Task directions: Return the data in full, exactly as it was written.

------------------------------------------------

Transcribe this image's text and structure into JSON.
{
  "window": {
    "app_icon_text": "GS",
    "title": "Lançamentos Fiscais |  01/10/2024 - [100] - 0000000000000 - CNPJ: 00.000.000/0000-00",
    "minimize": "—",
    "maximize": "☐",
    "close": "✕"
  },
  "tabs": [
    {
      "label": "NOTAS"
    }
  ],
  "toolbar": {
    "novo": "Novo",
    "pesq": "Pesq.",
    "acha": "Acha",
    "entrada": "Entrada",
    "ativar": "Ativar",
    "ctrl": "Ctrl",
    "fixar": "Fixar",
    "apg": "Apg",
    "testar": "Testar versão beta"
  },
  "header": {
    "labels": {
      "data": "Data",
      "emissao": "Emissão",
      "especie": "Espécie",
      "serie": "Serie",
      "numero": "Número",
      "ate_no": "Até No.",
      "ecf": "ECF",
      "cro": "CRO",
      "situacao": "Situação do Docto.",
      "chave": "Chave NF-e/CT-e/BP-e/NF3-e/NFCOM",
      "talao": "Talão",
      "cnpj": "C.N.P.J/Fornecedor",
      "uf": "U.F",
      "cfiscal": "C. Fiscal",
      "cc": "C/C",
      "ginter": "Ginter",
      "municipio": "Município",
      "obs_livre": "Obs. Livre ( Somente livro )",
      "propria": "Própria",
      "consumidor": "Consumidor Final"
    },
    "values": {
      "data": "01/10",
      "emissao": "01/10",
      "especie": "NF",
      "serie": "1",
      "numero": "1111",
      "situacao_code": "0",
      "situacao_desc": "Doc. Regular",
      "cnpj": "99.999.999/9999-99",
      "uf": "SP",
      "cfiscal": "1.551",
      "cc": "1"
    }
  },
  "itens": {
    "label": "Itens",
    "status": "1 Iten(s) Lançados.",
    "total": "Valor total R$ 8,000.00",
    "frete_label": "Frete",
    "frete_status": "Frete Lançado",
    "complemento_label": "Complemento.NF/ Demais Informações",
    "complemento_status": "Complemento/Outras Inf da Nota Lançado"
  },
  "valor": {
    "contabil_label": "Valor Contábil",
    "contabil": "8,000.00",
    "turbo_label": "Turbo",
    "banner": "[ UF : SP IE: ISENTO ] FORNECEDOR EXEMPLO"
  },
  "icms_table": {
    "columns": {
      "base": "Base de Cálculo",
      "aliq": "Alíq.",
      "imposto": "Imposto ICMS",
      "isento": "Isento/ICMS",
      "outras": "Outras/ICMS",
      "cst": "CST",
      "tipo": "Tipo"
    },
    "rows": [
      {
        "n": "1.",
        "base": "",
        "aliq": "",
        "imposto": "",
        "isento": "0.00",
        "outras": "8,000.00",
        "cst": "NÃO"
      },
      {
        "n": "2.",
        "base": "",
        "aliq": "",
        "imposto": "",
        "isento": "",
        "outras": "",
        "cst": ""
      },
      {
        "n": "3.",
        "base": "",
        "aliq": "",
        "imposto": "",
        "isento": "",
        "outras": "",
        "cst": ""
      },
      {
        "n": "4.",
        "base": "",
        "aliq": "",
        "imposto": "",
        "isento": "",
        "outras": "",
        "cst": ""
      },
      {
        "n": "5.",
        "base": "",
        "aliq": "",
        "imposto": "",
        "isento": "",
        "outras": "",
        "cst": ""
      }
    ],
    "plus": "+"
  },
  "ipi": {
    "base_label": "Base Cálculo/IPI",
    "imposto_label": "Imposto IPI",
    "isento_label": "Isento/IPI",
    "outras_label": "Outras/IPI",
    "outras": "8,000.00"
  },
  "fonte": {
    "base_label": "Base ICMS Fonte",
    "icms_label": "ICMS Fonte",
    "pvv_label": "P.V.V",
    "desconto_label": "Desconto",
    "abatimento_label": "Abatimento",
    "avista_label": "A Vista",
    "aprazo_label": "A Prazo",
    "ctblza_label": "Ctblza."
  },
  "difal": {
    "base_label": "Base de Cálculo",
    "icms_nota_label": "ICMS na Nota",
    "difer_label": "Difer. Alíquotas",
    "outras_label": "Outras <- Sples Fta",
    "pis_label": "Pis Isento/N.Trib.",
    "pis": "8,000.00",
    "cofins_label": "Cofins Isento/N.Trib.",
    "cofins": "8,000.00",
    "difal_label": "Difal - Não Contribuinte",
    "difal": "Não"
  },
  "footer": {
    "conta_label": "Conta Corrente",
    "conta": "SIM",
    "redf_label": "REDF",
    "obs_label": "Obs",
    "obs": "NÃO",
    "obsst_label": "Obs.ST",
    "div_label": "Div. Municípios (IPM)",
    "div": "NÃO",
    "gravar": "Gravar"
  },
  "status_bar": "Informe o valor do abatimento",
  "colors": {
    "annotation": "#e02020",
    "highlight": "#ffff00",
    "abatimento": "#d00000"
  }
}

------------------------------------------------

Written response:
Transcribe this image's text and structure into JSON.
{
  "window": {
    "app_icon_text": "GS",
    "title": "Lançamentos Fiscais |  01/10/2024 - [100] - 0000000000000 - CNPJ: 00.000.000/0000-00",
    "minimize": "—",
    "maximize": "☐",
    "close": "✕"
  },
  "tabs": [
    {
      "label": "NOTAS"
    }
  ],
  "toolbar": {
    "novo": "Novo",
    "pesq": "Pesq.",
    "acha": "Acha",
    "entrada": "Entrada",
    "ativar": "Ativar",
    "ctrl": "Ctrl",
    "fixar": "Fixar",
    "apg": "Apg",
    "testar": "Testar versão beta"
  },
  "header": {
    "labels": {
      "data": "Data",
      "emissao": "Emissão",
      "especie": "Espécie",
      "serie": "Serie",
      "numero": "Número",
      "ate_no": "Até No.",
      "ecf": "ECF",
      "cro": "CRO",
      "situacao": "Situação do Docto.",
      "chave": "Chave NF-e/CT-e/BP-e/NF3-e/NFCOM",
      "talao": "Talão",
      "cnpj": "C.N.P.J/Fornecedor",
      "uf": "U.F",
      "cfiscal": "C. Fiscal",
      "cc": "C/C",
      "ginter": "Ginter",
      "municipio": "Município",
      "obs_livre": "Obs. Livre ( Somente livro )",
      "propria": "Própria",
      "consumidor": "Consumidor Final"
    },
    "values": {
      "data": "01/10",
      "emissao": "01/10",
      "especie": "NF",
      "serie": "1",
      "numero": "1111",
      "situacao_code": "0",
      "situacao_desc": "Doc. Regular",
      "cnpj": "99.999.999/9999-99",
      "uf": "SP",
      "cfiscal": "1.551",
      "cc": "1"
    }
  },
  "itens": {
    "label": "Itens",
    "status": "1 Iten(s) Lançados.",
    "total": "Valor total R$ 8,000.00",
    "frete_label": "Frete",
    "frete_status": "Frete Lançado",
    "complemento_label": "Complemento.NF/ Demais Informações",
    "complemento_status": "Complemento/Outras Inf da Nota Lançado"
  },
  "valor": {
    "contabil_label": "Valor Contábil",
    "contabil": "8,000.00",
    "turbo_label": "Turbo",
    "banner": "[ UF : SP IE: ISENTO ] FORNECEDOR EXEMPLO"
  },
  "icms_table": {
    "columns": {
      "base": "Base de Cálculo",
      "aliq": "Alíq.",
      "imposto": "Imposto ICMS",
      "isento": "Isento/ICMS",
      "outras": "Outras/ICMS",
      "cst": "CST",
      "tipo": "Tipo"
    },
    "rows": [
      {
        "n": "1.",
        "base": "",
        "aliq": "",
        "imposto": "",
        "isento": "0.00",
        "outras": "8,000.00",
        "cst": "NÃO"
      },
      {
        "n": "2.",
        "base": "",
        "aliq": "",
        "imposto": "",
        "isento": "",
        "outras": "",
        "cst": ""
      },
      {
        "n": "3.",
        "base": "",
        "aliq": "",
        "imposto": "",
        "isento": "",
        "outras": "",
        "cst": ""
      },
      {
        "n": "4.",
        "base": "",
        "aliq": "",
        "imposto": "",
        "isento": "",
        "outras": "",
        "cst": ""
      },
      {
        "n": "5.",
        "base": "",
        "aliq": "",
        "imposto": "",
        "isento": "",
        "outras": "",
        "cst": ""
      }
    ],
    "plus": "+"
  },
  "ipi": {
    "base_label": "Base Cálculo/IPI",
    "imposto_label": "Imposto IPI",
    "isento_label": "Isento/IPI",
    "outras_label": "Outras/IPI",
    "outras": "8,000.00"
  },
  "fonte": {
    "base_label": "Base ICMS Fonte",
    "icms_label": "ICMS Fonte",
    "pvv_label": "P.V.V",
    "desconto_label": "Desconto",
    "abatimento_label": "Abatimento",
    "avista_label": "A Vista",
    "aprazo_label": "A Prazo",
    "ctblza_label": "Ctblza."
  },
  "difal": {
    "base_label": "Base de Cálculo",
    "icms_nota_label": "ICMS na Nota",
    "difer_label": "Difer. Alíquotas",
    "outras_label": "Outras <- Sples Fta",
    "pis_label": "Pis Isento/N.Trib.",
    "pis": "8,000.00",
    "cofins_label": "Cofins Isento/N.Trib.",
    "cofins": "8,000.00",
    "difal_label": "Difal - Não Contribuinte",
    "difal": "Não"
  },
  "footer": {
    "conta_label": "Conta Corrente",
    "conta": "SIM",
    "redf_label": "REDF",
    "obs_label": "Obs",
    "obs": "NÃO",
    "obsst_label": "Obs.ST",
    "div_label": "Div. Municípios (IPM)",
    "div": "NÃO",
    "gravar": "Gravar"
  },
  "status_bar": "Informe o valor do abatimento",
  "colors": {
    "annotation": "#e02020",
    "highlight": "#ffff00",
    "abatimento": "#d00000"
  }
}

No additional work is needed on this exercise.